Equal Time with Fred Thompson
If you're lucky "“ and home sick, without TiVo "“ you can spend eight hours watching Law & Order reruns on TNT. But there may come a day when a dose of non-L&O programming must be forced into rotation.
According to the Los Angeles Times, Fred Thompson's potential Presidential candidacy could give the network some problems. "Because of federal equal-time provisions, broadcasters that run programs featuring Thompson would open themselves up to requests from other candidates for an equivalent platform. With at least 10 other Republican hopefuls, that could be a daunting prospect."
The thing is, these laws were drawn up before we had hundreds of channels and Dick Wolf. Cable TV is not mentioned, and there's barely a precedent. During the 2003 California recall election, F/X and The Sci Fi Channel chose not to air movies starring candidate Arnold Schwarzenegger.
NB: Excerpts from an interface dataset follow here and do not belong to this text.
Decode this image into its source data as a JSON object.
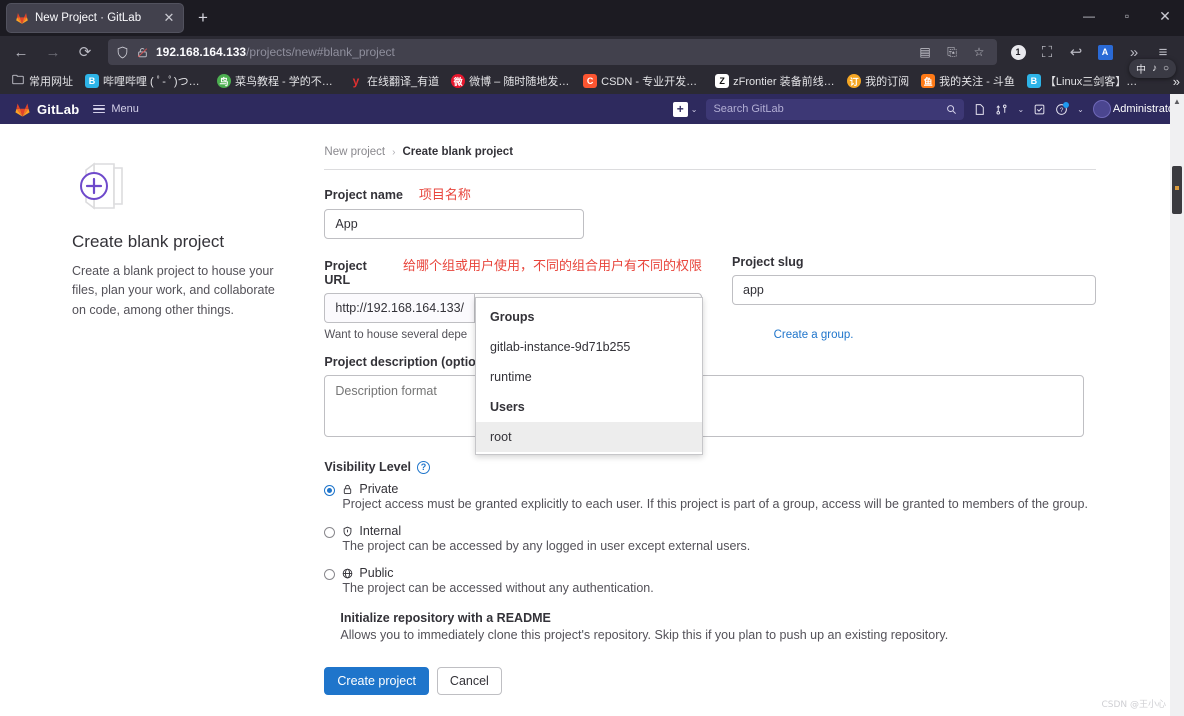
{
  "browser": {
    "tab": {
      "title": "New Project · GitLab",
      "favicon": "gitlab-favicon",
      "close": "✕"
    },
    "new_tab": "+",
    "window_controls": {
      "minimize": "—",
      "maximize": "▫",
      "close": "✕"
    },
    "nav": {
      "back": "←",
      "forward": "→",
      "reload": "⟳"
    },
    "url": {
      "host": "192.168.164.133",
      "path": "/projects/new#blank_project"
    },
    "url_icons": {
      "shield": "shield-icon",
      "lock_broken": "broken-lock-icon"
    },
    "url_right_icons": [
      "qr-code-icon",
      "translate-icon",
      "bookmark-star-icon"
    ],
    "toolbar_icons": [
      "badge-1",
      "crop-icon",
      "undo-icon",
      "translate-ext-icon",
      "overflow-chevron",
      "app-menu-icon"
    ],
    "toolbar_badge": "1",
    "ime_popup": [
      "中",
      "♪",
      "○"
    ],
    "bookmarks": [
      {
        "label": "常用网址",
        "icon": "folder-icon",
        "color": "none"
      },
      {
        "label": "哔哩哔哩 ( ﾟ- ﾟ)つロ ...",
        "icon": "bilibili-icon",
        "color": "#2db4e8"
      },
      {
        "label": "菜鸟教程 - 学的不仅...",
        "icon": "runoob-icon",
        "color": "#4caf50"
      },
      {
        "label": "在线翻译_有道",
        "icon": "youdao-icon",
        "color": "#e03030"
      },
      {
        "label": "微博 – 随时随地发现...",
        "icon": "weibo-icon",
        "color": "#e6162d"
      },
      {
        "label": "CSDN - 专业开发者社...",
        "icon": "csdn-icon",
        "color": "#fc5531"
      },
      {
        "label": "zFrontier 装备前线 - ...",
        "icon": "zfrontier-icon",
        "color": "#ffffff"
      },
      {
        "label": "我的订阅",
        "icon": "subscribe-icon",
        "color": "#f5a623"
      },
      {
        "label": "我的关注 - 斗鱼",
        "icon": "douyu-icon",
        "color": "#ff7a16"
      },
      {
        "label": "【Linux三剑客】下架...",
        "icon": "bilibili-icon",
        "color": "#2db4e8"
      }
    ],
    "bookmarks_overflow": "»"
  },
  "gitlab_header": {
    "brand": "GitLab",
    "menu_label": "Menu",
    "plus_label": "+",
    "search_placeholder": "Search GitLab",
    "search_value": "",
    "icons": [
      "issues-icon",
      "merge-requests-icon",
      "todos-icon",
      "help-icon"
    ],
    "user_name": "Administrato",
    "caret": "⌄"
  },
  "left_panel": {
    "title": "Create blank project",
    "description": "Create a blank project to house your files, plan your work, and collaborate on code, among other things.",
    "icon": "blank-project-plus-icon"
  },
  "breadcrumb": {
    "parent": "New project",
    "separator": "›",
    "current": "Create blank project"
  },
  "form": {
    "project_name": {
      "label": "Project name",
      "annotation": "项目名称",
      "value": "App",
      "placeholder": ""
    },
    "project_url": {
      "label": "Project URL",
      "annotation": "给哪个组或用户使用，不同的组合用户有不同的权限",
      "prefix": "http://192.168.164.133/",
      "selected": "root",
      "caret": "⌄"
    },
    "project_slug": {
      "label": "Project slug",
      "value": "app"
    },
    "helper": {
      "text_before": "Want to house several depe",
      "link": "Create a group."
    },
    "project_description": {
      "label": "Project description (optional)",
      "placeholder": "Description format",
      "value": ""
    },
    "visibility": {
      "label": "Visibility Level",
      "help_icon": "?",
      "options": [
        {
          "name": "Private",
          "icon": "lock-icon",
          "selected": true,
          "description": "Project access must be granted explicitly to each user. If this project is part of a group, access will be granted to members of the group."
        },
        {
          "name": "Internal",
          "icon": "shield-icon",
          "selected": false,
          "description": "The project can be accessed by any logged in user except external users."
        },
        {
          "name": "Public",
          "icon": "globe-icon",
          "selected": false,
          "description": "The project can be accessed without any authentication."
        }
      ]
    },
    "readme": {
      "title": "Initialize repository with a README",
      "description": "Allows you to immediately clone this project's repository. Skip this if you plan to push up an existing repository."
    },
    "buttons": {
      "primary": "Create project",
      "secondary": "Cancel"
    }
  },
  "dropdown": {
    "items": [
      {
        "label": "Groups",
        "type": "header",
        "selected": false
      },
      {
        "label": "gitlab-instance-9d71b255",
        "type": "option",
        "selected": false
      },
      {
        "label": "runtime",
        "type": "option",
        "selected": false
      },
      {
        "label": "Users",
        "type": "header",
        "selected": false
      },
      {
        "label": "root",
        "type": "option",
        "selected": true
      }
    ]
  },
  "scrollbar": {
    "up": "▲",
    "down": "▼"
  },
  "watermark": "CSDN @王小心"
}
Here are a few Equal Time Rule nuggets, courtesy of Howard Klieman and The Museum of Television and Radio:
- The equal opportunity requirement dates back to the first major broadcasting law in the United States, the Radio Act of 1927. Legislators were concerned that without mandated equal opportunity for candidates, some broadcasters might try to manipulate elections.
- In 1959, Congress created four exemptions to the equal opportunity law. Stations who gave time to candidates on regularly scheduled newscasts, news interviews shows, documentaries (assuming the candidate wasn't the primary focus of the documentary), or on-the-spot news events would not have to offer equal time to other candidates for that office.
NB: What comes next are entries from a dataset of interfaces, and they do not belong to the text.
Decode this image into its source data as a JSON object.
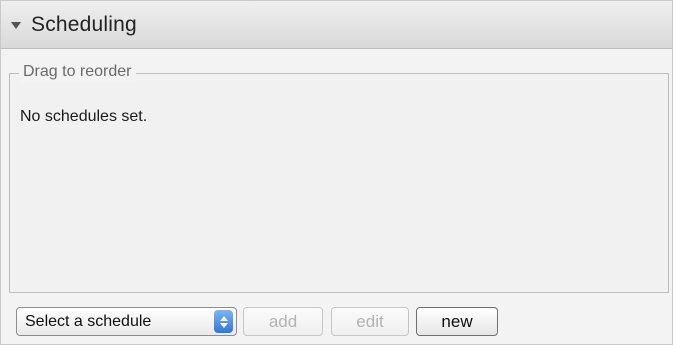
{
  "panel": {
    "title": "Scheduling",
    "group_label": "Drag to reorder",
    "empty_message": "No schedules set."
  },
  "toolbar": {
    "select": {
      "selected": "Select a schedule"
    },
    "add_label": "add",
    "edit_label": "edit",
    "new_label": "new"
  },
  "icons": {
    "disclosure": "disclosure-triangle-down-icon",
    "select_arrows": "up-down-stepper-icon"
  },
  "colors": {
    "select_accent": "#2f78d8",
    "disabled_text": "#b3b3b3"
  }
}
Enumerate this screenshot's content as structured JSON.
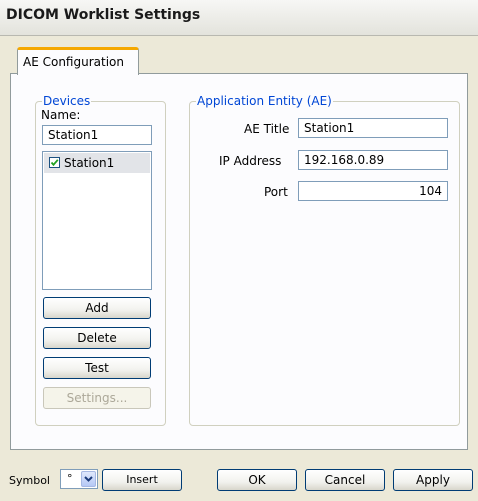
{
  "window": {
    "title": "DICOM Worklist Settings"
  },
  "tabs": [
    {
      "label": "AE Configuration"
    }
  ],
  "devices": {
    "legend": "Devices",
    "name_label": "Name:",
    "name_value": "Station1",
    "list": [
      {
        "label": "Station1",
        "checked": true
      }
    ],
    "buttons": {
      "add": "Add",
      "delete": "Delete",
      "test": "Test",
      "settings": "Settings..."
    }
  },
  "ae": {
    "legend": "Application Entity (AE)",
    "title_label": "AE Title",
    "title_value": "Station1",
    "ip_label": "IP Address",
    "ip_value": "192.168.0.89",
    "port_label": "Port",
    "port_value": "104"
  },
  "footer": {
    "symbol_label": "Symbol",
    "symbol_value": "°",
    "insert_label": "Insert",
    "ok_label": "OK",
    "cancel_label": "Cancel",
    "apply_label": "Apply"
  },
  "colors": {
    "tab_accent": "#f5a800",
    "legend_text": "#0046d5",
    "checkmark": "#21a121"
  },
  "icons": {
    "checkbox": "checkbox-checked-icon",
    "dropdown": "chevron-down-icon"
  }
}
- Congress voted during the 1960 presidential campaign to allow Richard Nixon and John Kennedy to engage in a series of debates without the participation of third party candidates.
- Since a 1971 amendment, a station must offer a candidate the rate it offers its most favored advertiser. Thus, if a station gives a discount to a commercial sponsor because it buys a great deal of air time, the station must offer the same discount to any candidate regardless of how much time he or she purchases.